4. to organise similar workshops on the South, taking their priorities into account when deciding on the subjects.
To Czech and Slovak NGOs operating in this field.
1. to settle the question of the Non-Profit Sector Act in order to
provide for tax reduction for donators and thus support home NGOs;
2. to support the establishment of a jointly published bulletin with the aim of improving co-ordination among Czech NGOs;
3. to exploit the Czech and Slovak television funds of UNESCO and other organisations which could be introduced to the public by suitable NGOs.
Concerning the aims of Environmental Education and Information:
1. underlining the importance of the relationship between each
human being and his/her environment and world, concrete knowledge about the
transfer of information on a biological basis and on the social responsibility
of women and men is requested. In this sense, young people should be encouraged
to appreciate how to preserve and to beautify their own local environment,
knowing about the problems caused by human activities from a historical and
contemporary perspective and from a regional and global point of view;
2. young people especially should be asked to take part in local environmental campaigns and support wider initiatives and campaigns where appropriate;
3. a solid teacher training programme should be provided as the role of teachers is very significant. Their main task is improving the ability of ecological thinking as well as helping in the creation of ecological ethics;
4. parents should be involved in the information and education processes about environmental topics and concerns and thus complete, on a familiar base, the whole global view on the environment. Different approaches would be considered in different cultures. Each person has, however, not only a role, but also a personal responsibility in the creation of positive changes in environment-related attitudes. Environmental education also involves the adoption of a more thoughtful and appropriate lifestyle based on sustainable development and conservation.
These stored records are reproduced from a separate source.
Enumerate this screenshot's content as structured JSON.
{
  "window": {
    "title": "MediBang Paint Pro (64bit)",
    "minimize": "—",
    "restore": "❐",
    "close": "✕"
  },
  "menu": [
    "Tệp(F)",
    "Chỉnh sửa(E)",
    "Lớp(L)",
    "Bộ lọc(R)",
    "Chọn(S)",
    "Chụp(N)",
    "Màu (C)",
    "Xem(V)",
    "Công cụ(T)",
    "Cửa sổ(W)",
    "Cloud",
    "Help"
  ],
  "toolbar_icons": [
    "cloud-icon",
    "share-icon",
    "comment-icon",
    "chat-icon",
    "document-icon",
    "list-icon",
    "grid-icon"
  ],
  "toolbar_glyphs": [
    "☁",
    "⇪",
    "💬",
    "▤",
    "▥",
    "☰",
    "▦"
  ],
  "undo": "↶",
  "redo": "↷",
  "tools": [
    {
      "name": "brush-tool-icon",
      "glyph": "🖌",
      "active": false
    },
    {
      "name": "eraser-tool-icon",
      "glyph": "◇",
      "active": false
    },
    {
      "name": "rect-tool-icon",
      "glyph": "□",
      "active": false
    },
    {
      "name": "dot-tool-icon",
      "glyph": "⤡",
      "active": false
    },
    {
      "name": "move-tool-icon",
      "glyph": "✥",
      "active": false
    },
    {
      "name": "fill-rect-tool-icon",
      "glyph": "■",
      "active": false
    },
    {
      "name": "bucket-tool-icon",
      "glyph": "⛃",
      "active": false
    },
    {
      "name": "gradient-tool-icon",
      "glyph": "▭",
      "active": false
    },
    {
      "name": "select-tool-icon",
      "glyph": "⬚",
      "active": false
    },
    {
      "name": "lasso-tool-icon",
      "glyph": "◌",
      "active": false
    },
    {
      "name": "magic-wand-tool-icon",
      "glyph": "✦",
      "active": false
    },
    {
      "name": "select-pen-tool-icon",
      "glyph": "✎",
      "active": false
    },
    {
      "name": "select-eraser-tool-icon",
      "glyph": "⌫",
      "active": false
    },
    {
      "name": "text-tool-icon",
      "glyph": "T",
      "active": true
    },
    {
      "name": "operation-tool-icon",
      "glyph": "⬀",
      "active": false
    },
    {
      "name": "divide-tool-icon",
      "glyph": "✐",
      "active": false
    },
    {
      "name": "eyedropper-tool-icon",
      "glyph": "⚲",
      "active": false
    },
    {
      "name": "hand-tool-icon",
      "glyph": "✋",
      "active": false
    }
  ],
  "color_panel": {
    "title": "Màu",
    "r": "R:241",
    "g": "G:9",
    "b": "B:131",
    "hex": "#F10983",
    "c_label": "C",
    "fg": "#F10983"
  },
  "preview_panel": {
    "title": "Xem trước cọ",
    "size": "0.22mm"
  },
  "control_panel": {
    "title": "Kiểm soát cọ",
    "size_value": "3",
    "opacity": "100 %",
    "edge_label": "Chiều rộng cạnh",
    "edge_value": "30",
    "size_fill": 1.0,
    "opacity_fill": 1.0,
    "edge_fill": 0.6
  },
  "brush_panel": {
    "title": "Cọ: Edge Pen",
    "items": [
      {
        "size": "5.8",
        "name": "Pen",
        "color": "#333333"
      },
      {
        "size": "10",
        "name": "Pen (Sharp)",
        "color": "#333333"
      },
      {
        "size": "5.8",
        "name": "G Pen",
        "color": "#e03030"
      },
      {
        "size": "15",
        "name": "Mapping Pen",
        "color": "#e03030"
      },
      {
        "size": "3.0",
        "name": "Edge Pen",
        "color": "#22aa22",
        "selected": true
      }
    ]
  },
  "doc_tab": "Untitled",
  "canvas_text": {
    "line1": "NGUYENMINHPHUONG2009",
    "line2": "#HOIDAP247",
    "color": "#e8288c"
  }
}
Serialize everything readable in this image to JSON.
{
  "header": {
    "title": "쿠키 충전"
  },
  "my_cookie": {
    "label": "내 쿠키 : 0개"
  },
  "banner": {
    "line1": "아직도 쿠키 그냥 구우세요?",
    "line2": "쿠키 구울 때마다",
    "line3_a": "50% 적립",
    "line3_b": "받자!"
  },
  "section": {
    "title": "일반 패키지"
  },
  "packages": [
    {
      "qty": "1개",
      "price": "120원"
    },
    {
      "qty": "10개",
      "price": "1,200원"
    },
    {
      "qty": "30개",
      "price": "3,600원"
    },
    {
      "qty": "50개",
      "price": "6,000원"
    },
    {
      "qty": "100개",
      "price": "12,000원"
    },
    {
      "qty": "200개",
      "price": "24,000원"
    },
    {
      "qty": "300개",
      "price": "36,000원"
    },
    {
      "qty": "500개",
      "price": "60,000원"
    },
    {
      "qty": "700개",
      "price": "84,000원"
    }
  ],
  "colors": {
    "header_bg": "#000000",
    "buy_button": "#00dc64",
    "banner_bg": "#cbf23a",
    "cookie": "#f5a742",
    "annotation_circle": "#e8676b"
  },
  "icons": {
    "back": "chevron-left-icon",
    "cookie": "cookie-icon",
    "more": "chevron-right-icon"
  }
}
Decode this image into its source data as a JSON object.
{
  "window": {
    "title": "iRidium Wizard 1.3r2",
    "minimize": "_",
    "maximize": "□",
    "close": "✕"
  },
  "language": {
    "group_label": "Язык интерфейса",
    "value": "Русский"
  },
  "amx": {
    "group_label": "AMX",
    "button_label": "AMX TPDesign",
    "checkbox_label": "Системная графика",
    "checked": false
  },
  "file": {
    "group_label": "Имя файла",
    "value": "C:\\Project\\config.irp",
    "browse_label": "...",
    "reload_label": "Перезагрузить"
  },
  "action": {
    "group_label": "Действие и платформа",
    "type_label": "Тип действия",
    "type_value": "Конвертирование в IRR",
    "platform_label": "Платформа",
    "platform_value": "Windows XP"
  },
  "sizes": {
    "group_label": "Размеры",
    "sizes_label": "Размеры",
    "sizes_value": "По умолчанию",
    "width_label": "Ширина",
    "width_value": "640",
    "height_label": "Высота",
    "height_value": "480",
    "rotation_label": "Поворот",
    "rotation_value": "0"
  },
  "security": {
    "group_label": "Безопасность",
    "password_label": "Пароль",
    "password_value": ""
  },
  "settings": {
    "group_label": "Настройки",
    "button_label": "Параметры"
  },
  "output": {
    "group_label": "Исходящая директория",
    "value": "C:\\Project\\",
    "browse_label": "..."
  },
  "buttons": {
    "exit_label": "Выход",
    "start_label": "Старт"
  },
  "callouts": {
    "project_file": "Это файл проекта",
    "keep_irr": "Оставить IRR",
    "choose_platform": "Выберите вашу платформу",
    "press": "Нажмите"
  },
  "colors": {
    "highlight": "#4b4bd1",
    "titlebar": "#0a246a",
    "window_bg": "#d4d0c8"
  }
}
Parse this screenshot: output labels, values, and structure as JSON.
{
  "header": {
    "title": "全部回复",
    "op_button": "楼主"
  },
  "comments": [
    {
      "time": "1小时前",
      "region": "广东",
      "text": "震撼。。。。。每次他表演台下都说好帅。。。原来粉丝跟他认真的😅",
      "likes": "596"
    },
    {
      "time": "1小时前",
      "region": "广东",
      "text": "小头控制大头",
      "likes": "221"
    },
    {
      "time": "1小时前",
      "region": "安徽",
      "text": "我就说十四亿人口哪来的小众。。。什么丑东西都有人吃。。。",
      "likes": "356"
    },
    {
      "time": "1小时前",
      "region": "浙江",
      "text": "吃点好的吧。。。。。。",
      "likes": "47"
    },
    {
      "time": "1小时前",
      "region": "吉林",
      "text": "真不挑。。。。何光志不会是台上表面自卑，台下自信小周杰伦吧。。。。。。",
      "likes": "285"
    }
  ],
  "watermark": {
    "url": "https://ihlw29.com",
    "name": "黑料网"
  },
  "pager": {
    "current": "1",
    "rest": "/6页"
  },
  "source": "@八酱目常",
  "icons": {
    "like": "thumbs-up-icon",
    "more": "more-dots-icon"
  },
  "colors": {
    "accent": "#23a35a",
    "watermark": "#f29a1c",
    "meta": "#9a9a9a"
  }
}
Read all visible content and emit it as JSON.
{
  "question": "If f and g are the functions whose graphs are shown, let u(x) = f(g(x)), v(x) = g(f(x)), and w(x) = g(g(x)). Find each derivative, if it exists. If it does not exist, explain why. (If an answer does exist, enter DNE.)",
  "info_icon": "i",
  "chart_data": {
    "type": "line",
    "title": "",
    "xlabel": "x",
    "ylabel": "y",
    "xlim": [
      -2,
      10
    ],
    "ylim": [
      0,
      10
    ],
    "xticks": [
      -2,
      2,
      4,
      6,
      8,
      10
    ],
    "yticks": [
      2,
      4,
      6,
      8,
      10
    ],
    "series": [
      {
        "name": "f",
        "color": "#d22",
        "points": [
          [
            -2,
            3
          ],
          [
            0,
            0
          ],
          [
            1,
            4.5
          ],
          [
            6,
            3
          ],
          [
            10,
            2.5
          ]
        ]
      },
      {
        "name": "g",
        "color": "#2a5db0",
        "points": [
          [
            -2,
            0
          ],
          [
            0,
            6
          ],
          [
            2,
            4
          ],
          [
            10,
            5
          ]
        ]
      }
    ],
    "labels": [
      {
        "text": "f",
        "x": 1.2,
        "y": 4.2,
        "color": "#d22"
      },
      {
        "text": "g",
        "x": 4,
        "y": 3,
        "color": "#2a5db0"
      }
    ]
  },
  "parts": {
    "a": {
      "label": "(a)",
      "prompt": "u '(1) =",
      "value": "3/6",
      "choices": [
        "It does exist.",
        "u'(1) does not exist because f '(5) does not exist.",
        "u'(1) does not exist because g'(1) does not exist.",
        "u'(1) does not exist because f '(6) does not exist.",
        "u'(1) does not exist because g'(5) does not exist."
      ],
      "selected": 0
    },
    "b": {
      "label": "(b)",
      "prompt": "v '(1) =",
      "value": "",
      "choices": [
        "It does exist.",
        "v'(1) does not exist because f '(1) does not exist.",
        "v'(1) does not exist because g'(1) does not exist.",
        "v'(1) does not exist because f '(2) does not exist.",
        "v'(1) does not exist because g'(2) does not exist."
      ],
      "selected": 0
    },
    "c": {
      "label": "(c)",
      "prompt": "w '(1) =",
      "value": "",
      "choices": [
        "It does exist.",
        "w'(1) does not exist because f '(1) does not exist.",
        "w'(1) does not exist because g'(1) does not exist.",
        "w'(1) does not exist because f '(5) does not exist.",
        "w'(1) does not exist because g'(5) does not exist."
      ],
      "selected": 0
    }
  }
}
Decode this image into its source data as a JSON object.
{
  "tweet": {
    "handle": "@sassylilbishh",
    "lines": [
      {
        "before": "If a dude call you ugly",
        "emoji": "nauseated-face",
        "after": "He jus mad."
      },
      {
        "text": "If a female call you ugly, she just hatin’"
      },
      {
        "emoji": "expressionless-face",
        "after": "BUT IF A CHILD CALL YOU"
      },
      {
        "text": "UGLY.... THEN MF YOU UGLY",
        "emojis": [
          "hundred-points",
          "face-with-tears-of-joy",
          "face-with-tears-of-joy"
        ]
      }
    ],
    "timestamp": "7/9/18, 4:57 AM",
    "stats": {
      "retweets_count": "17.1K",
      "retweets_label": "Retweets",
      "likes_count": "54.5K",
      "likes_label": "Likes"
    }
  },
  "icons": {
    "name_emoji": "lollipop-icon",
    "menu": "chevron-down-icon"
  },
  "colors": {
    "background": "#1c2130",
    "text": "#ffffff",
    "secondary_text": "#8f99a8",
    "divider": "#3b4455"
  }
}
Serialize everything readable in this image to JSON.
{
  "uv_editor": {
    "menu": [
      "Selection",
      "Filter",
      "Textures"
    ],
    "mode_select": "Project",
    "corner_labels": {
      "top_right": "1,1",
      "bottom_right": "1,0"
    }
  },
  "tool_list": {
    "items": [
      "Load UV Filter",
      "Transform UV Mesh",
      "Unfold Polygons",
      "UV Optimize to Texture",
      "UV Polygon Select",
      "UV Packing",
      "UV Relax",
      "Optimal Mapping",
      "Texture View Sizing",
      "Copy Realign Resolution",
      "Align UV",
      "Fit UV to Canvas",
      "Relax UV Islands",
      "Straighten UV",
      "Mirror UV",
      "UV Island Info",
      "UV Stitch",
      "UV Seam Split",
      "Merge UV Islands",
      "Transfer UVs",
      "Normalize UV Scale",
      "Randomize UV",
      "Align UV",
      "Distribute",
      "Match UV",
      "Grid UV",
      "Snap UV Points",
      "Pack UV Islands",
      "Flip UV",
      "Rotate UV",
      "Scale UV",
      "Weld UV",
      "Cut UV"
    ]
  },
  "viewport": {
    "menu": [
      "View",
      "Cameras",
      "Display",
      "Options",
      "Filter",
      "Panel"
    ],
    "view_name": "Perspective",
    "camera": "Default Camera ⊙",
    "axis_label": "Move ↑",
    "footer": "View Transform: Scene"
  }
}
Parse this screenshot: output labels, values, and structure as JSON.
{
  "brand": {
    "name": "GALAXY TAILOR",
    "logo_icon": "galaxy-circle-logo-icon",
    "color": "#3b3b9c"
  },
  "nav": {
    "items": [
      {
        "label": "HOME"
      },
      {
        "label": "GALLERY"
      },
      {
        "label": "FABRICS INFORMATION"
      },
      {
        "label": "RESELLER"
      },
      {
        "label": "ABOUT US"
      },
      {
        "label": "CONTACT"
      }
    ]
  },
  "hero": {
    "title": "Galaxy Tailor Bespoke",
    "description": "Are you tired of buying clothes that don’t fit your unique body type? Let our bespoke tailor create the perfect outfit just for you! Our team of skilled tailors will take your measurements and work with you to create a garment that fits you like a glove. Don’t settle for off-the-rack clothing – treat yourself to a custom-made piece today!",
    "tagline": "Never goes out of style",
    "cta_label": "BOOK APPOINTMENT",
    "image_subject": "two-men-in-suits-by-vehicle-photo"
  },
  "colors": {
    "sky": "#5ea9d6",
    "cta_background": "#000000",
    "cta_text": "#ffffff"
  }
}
This is a long term objective.
Bringing together a person with nature, with his/her global environment, also means motivating people to work actively in groups. June Barry illustrated, by means of an exercise requiring active participation on behalf of those present, how a physical, cognitive and emotional approach can create new images, replacing stereotypes and irresponsible attitudes.
Environmental education is awareness-raising about global interdependence. The participants asked themselves what the aim of the working group was and what the follow-up of the discussions could be. By getting to know the actors involved in environmental education personally, from countries as diverse as the Czech and Slovak Federal Republic, Kenya, Ireland, Poland, Germany and the Netherlands, an important step is taken in stimulating future co-operation.
In this sense, case studies on specific organisations, projects and attitudes on the legal and political framework could be engaged in the objective to demonstrate similarities or differences in the problem-solving attitudes of countries. More credibility can than be contributed to concrete solutions which could be transmitted in this way. Information about ecological trips illustrating specific ecological situations can be exchanged and existing channels and structures can be used. "The Interdependent': for example, as a monthly bulletin offers the opportunity to inform and being informed about people's activities in other countries. In this working group contacts were laid in order to, amongst others, co-organise future activities.